“My father served in the Navy in World War II and my brother was in the Air Force in Vietnam, but other than that, I have no military background. I don’t do this out of any feeling of guilt. It’s just my calling.”
Participants take college-level classes in the morning to become familiar with horticultural science, pesticide management and general golf course maintenance. (Photo courtesy of Operation Double Eagle)
Johnson surveyed the vast array of organizations designed to help veterans—there are 43,000 of them, he says—and determined the biggest, most crucial need was jobs, with underemployment and unemployment crippling many veterans’ efforts to re-integrate. “Very few MOS [military occupational specialties] translate really well to civilian life,” Johnson says. With Operation Double Eagle, Johnson made golf-course employment the centerpiece of his outreach.
But why golf?
“It’s the rehab of being outside, in the quiet,” Johnson says. “All golfers know the game’s healing effects, how it shuts out the noise.
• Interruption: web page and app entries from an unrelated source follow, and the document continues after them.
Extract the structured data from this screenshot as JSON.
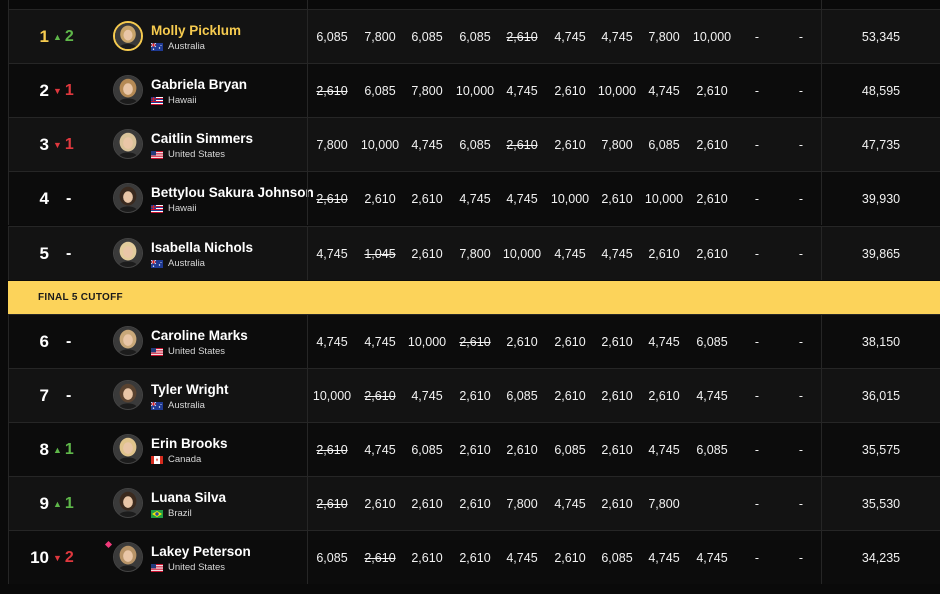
{
  "cutoff_label": "FINAL 5 CUTOFF",
  "colors": {
    "gold": "#f6cb4f",
    "up": "#5fb84a",
    "down": "#e0383e",
    "cutoff_bg": "#fcd35a"
  },
  "rows": [
    {
      "rank": "1",
      "move": "up",
      "change": "2",
      "name": "Molly Picklum",
      "country": "Australia",
      "flag": "australia-flag-icon",
      "scores": [
        {
          "v": "6,085",
          "d": false
        },
        {
          "v": "7,800",
          "d": false
        },
        {
          "v": "6,085",
          "d": false
        },
        {
          "v": "6,085",
          "d": false
        },
        {
          "v": "2,610",
          "d": true
        },
        {
          "v": "4,745",
          "d": false
        },
        {
          "v": "4,745",
          "d": false
        },
        {
          "v": "7,800",
          "d": false
        },
        {
          "v": "10,000",
          "d": false
        }
      ],
      "e10": "-",
      "e11": "-",
      "total": "53,345"
    },
    {
      "rank": "2",
      "move": "down",
      "change": "1",
      "name": "Gabriela Bryan",
      "country": "Hawaii",
      "flag": "hawaii-flag-icon",
      "scores": [
        {
          "v": "2,610",
          "d": true
        },
        {
          "v": "6,085",
          "d": false
        },
        {
          "v": "7,800",
          "d": false
        },
        {
          "v": "10,000",
          "d": false
        },
        {
          "v": "4,745",
          "d": false
        },
        {
          "v": "2,610",
          "d": false
        },
        {
          "v": "10,000",
          "d": false
        },
        {
          "v": "4,745",
          "d": false
        },
        {
          "v": "2,610",
          "d": false
        }
      ],
      "e10": "-",
      "e11": "-",
      "total": "48,595"
    },
    {
      "rank": "3",
      "move": "down",
      "change": "1",
      "name": "Caitlin Simmers",
      "country": "United States",
      "flag": "usa-flag-icon",
      "scores": [
        {
          "v": "7,800",
          "d": false
        },
        {
          "v": "10,000",
          "d": false
        },
        {
          "v": "4,745",
          "d": false
        },
        {
          "v": "6,085",
          "d": false
        },
        {
          "v": "2,610",
          "d": true
        },
        {
          "v": "2,610",
          "d": false
        },
        {
          "v": "7,800",
          "d": false
        },
        {
          "v": "6,085",
          "d": false
        },
        {
          "v": "2,610",
          "d": false
        }
      ],
      "e10": "-",
      "e11": "-",
      "total": "47,735"
    },
    {
      "rank": "4",
      "move": "none",
      "change": "-",
      "name": "Bettylou Sakura Johnson",
      "country": "Hawaii",
      "flag": "hawaii-flag-icon",
      "scores": [
        {
          "v": "2,610",
          "d": true
        },
        {
          "v": "2,610",
          "d": false
        },
        {
          "v": "2,610",
          "d": false
        },
        {
          "v": "4,745",
          "d": false
        },
        {
          "v": "4,745",
          "d": false
        },
        {
          "v": "10,000",
          "d": false
        },
        {
          "v": "2,610",
          "d": false
        },
        {
          "v": "10,000",
          "d": false
        },
        {
          "v": "2,610",
          "d": false
        }
      ],
      "e10": "-",
      "e11": "-",
      "total": "39,930"
    },
    {
      "rank": "5",
      "move": "none",
      "change": "-",
      "name": "Isabella Nichols",
      "country": "Australia",
      "flag": "australia-flag-icon",
      "scores": [
        {
          "v": "4,745",
          "d": false
        },
        {
          "v": "1,045",
          "d": true
        },
        {
          "v": "2,610",
          "d": false
        },
        {
          "v": "7,800",
          "d": false
        },
        {
          "v": "10,000",
          "d": false
        },
        {
          "v": "4,745",
          "d": false
        },
        {
          "v": "4,745",
          "d": false
        },
        {
          "v": "2,610",
          "d": false
        },
        {
          "v": "2,610",
          "d": false
        }
      ],
      "e10": "-",
      "e11": "-",
      "total": "39,865"
    },
    {
      "rank": "6",
      "move": "none",
      "change": "-",
      "name": "Caroline Marks",
      "country": "United States",
      "flag": "usa-flag-icon",
      "scores": [
        {
          "v": "4,745",
          "d": false
        },
        {
          "v": "4,745",
          "d": false
        },
        {
          "v": "10,000",
          "d": false
        },
        {
          "v": "2,610",
          "d": true
        },
        {
          "v": "2,610",
          "d": false
        },
        {
          "v": "2,610",
          "d": false
        },
        {
          "v": "2,610",
          "d": false
        },
        {
          "v": "4,745",
          "d": false
        },
        {
          "v": "6,085",
          "d": false
        }
      ],
      "e10": "-",
      "e11": "-",
      "total": "38,150"
    },
    {
      "rank": "7",
      "move": "none",
      "change": "-",
      "name": "Tyler Wright",
      "country": "Australia",
      "flag": "australia-flag-icon",
      "scores": [
        {
          "v": "10,000",
          "d": false
        },
        {
          "v": "2,610",
          "d": true
        },
        {
          "v": "4,745",
          "d": false
        },
        {
          "v": "2,610",
          "d": false
        },
        {
          "v": "6,085",
          "d": false
        },
        {
          "v": "2,610",
          "d": false
        },
        {
          "v": "2,610",
          "d": false
        },
        {
          "v": "2,610",
          "d": false
        },
        {
          "v": "4,745",
          "d": false
        }
      ],
      "e10": "-",
      "e11": "-",
      "total": "36,015"
    },
    {
      "rank": "8",
      "move": "up",
      "change": "1",
      "name": "Erin Brooks",
      "country": "Canada",
      "flag": "canada-flag-icon",
      "scores": [
        {
          "v": "2,610",
          "d": true
        },
        {
          "v": "4,745",
          "d": false
        },
        {
          "v": "6,085",
          "d": false
        },
        {
          "v": "2,610",
          "d": false
        },
        {
          "v": "2,610",
          "d": false
        },
        {
          "v": "6,085",
          "d": false
        },
        {
          "v": "2,610",
          "d": false
        },
        {
          "v": "4,745",
          "d": false
        },
        {
          "v": "6,085",
          "d": false
        }
      ],
      "e10": "-",
      "e11": "-",
      "total": "35,575"
    },
    {
      "rank": "9",
      "move": "up",
      "change": "1",
      "name": "Luana Silva",
      "country": "Brazil",
      "flag": "brazil-flag-icon",
      "scores": [
        {
          "v": "2,610",
          "d": true
        },
        {
          "v": "2,610",
          "d": false
        },
        {
          "v": "2,610",
          "d": false
        },
        {
          "v": "2,610",
          "d": false
        },
        {
          "v": "7,800",
          "d": false
        },
        {
          "v": "4,745",
          "d": false
        },
        {
          "v": "2,610",
          "d": false
        },
        {
          "v": "7,800",
          "d": false
        },
        {
          "v": "",
          "d": false
        }
      ],
      "e10": "-",
      "e11": "-",
      "total": "35,530"
    },
    {
      "rank": "10",
      "move": "down",
      "change": "2",
      "name": "Lakey Peterson",
      "country": "United States",
      "flag": "usa-flag-icon",
      "marker": true,
      "scores": [
        {
          "v": "6,085",
          "d": false
        },
        {
          "v": "2,610",
          "d": true
        },
        {
          "v": "2,610",
          "d": false
        },
        {
          "v": "2,610",
          "d": false
        },
        {
          "v": "4,745",
          "d": false
        },
        {
          "v": "2,610",
          "d": false
        },
        {
          "v": "6,085",
          "d": false
        },
        {
          "v": "4,745",
          "d": false
        },
        {
          "v": "4,745",
          "d": false
        }
      ],
      "e10": "-",
      "e11": "-",
      "total": "34,235"
    }
  ]
}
“And think about how men and women in the military are trained to work in teams—or utterly alone—in any crazy weather. Our vets aren’t broken people. They’re warriors.”
One such warrior is Shannon Bowling, who graduated with the second Operation Double Eagle class in December 2020. Sargent First Class Bowling, 48, who is originally from Carrollton in west Georgia, had a long military career: four years in the Marines, then 16 more with the Army. He deployed three times, once to Djibouti, a country in East Africa, and twice to Iraq. He returned with no PTSD, he says, but unexpected loud noises bother him. Bowling says his transition to civilian life has been “pretty easy,” because he went back to school as soon as he mustered out in 2016. He works on the golf-course maintenance staff at Reynolds Lake Oconee, the resort mid-way between Atlanta and Augusta.
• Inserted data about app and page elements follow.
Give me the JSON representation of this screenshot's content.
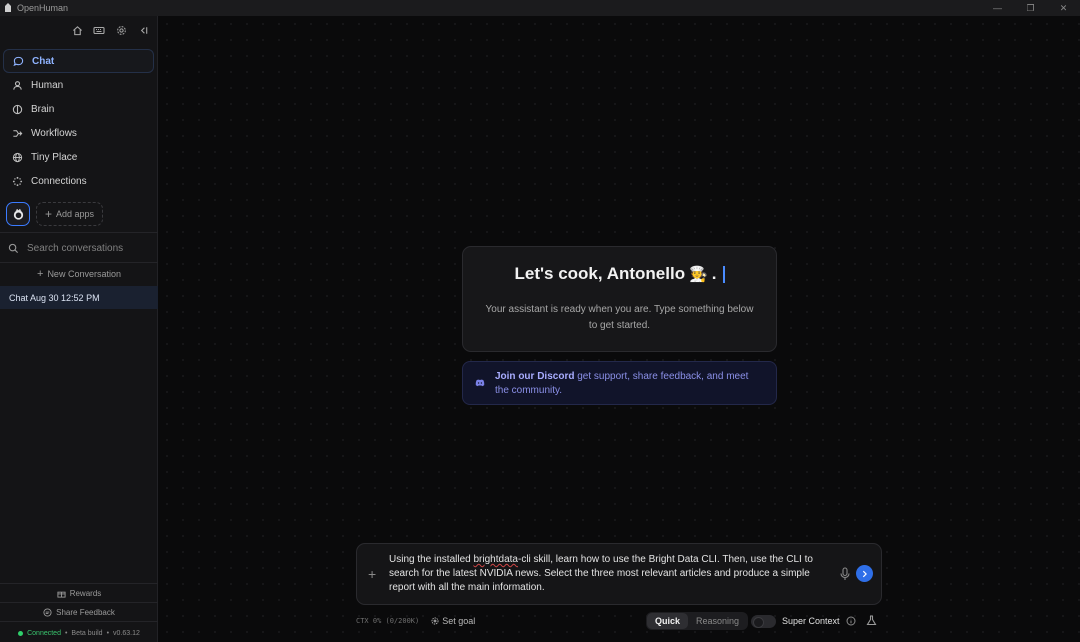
{
  "window": {
    "title": "OpenHuman",
    "controls": [
      "—",
      "❐",
      "✕"
    ]
  },
  "sidebar": {
    "nav": [
      {
        "label": "Chat",
        "icon": "chat-bubble-icon",
        "active": true
      },
      {
        "label": "Human",
        "icon": "user-icon"
      },
      {
        "label": "Brain",
        "icon": "brain-icon"
      },
      {
        "label": "Workflows",
        "icon": "workflow-icon"
      },
      {
        "label": "Tiny Place",
        "icon": "globe-icon"
      },
      {
        "label": "Connections",
        "icon": "connections-icon"
      }
    ],
    "add_apps": "Add apps",
    "search_placeholder": "Search conversations",
    "new_conversation": "New Conversation",
    "conversations": [
      "Chat Aug 30 12:52 PM"
    ],
    "rewards": "Rewards",
    "share_feedback": "Share Feedback",
    "status": {
      "connected": "Connected",
      "build": "Beta build",
      "version": "v0.63.12"
    }
  },
  "welcome": {
    "title": "Let's cook, Antonello",
    "emoji": "🧑‍🍳",
    "subtitle": "Your assistant is ready when you are. Type something below to get started."
  },
  "discord": {
    "link": "Join our Discord",
    "text": " get support, share feedback, and meet the community."
  },
  "composer": {
    "message_before": "Using the installed ",
    "message_error": "brightdata",
    "message_after": "-cli skill, learn how to use the Bright Data CLI. Then, use the CLI to search for the latest NVIDIA news. Select the three most relevant articles and produce a simple report with all the main information."
  },
  "toolbar": {
    "ctx": "CTX 0% (0/200K)",
    "set_goal": "Set goal",
    "modes": [
      "Quick",
      "Reasoning"
    ],
    "active_mode": "Quick",
    "super_context": "Super Context"
  }
}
“Yes sir, Operation Double Eagle led directly to this job,” Bowling says. “So, yes sir, I’d recommend the program to other veterans. Every day. I’m a golfer, and golf course work is very relaxing. You’re hands on, outside, in the elements. … You can be who you are.”
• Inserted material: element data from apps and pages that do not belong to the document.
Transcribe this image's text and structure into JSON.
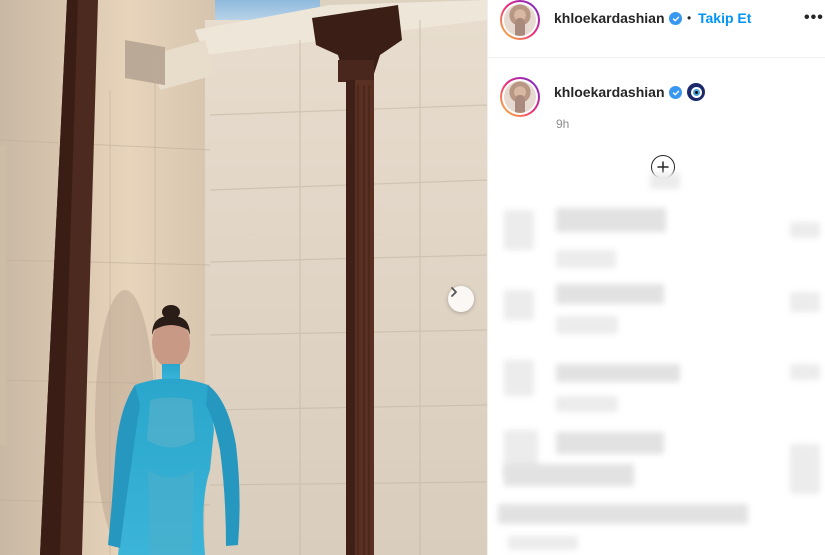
{
  "post": {
    "author": {
      "username": "khloekardashian",
      "verified": true
    },
    "follow_label": "Takip Et",
    "separator": "•",
    "more_label": "•••",
    "caption": {
      "username": "khloekardashian",
      "emoji_icon": "nazar-evil-eye-icon"
    },
    "time_ago": "9h",
    "load_more_icon": "plus-circle-icon",
    "comments_blurred": true
  },
  "photo": {
    "next_icon": "chevron-right-icon",
    "dress_color": "#2aa6cc"
  },
  "colors": {
    "accent": "#0095f6",
    "verified": "#3897f0",
    "text": "#262626",
    "muted": "#8e8e8e"
  }
}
In the afternoons, military vets receive hands on training at The Patch in order to be ready to join the golf workforce after graduating from the program. (Photo courtesy of Operation Double Eagle)
There was another big reason Johnson and the Landscapes guys cooked up this initiative for veterans: the golf industry needs skilled labor, on both the maintenance and the construction sides.
“We build courses all over the world,” Huseman says. “We always have to hire local people, but finding qualified workers is challenging. We always have to train them. Always. So doing the right thing—helping ex-military, getting them up to speed, with an opportunity to grow—can help us, too. Win-win.”
Scott Johnson, creator of The Warrior Alliance, says he feels inspired when seeing military vets come through the program. “It had quite an impact on me. Made me think about country and honour, and what they’d sacrificed."
Next year, if all goes well, some Double Eagle grads won’t have to look far from Augusta for employment, because the Warrior Alliance has a contract to re-build Augusta Municipal Golf Course, at no cost to the city. As the course architect, Vincent can’t wait to get started. The 15-year alum of Nicklaus Design went to school across the street from The Patch (at Aquinas High) and learned the game there.
Meanwhile, another group of veterans is learning a new craft at the little par 3 at the Patch.
“We have men from age 25 to the early 60s in this current class,” says Johnson of the Warrior Alliance. “They’ll graduate in mid-May. We’re contacting possible employers for them now while we recruit the next class. We’re just trying to pay back these people who’ve given us so much.”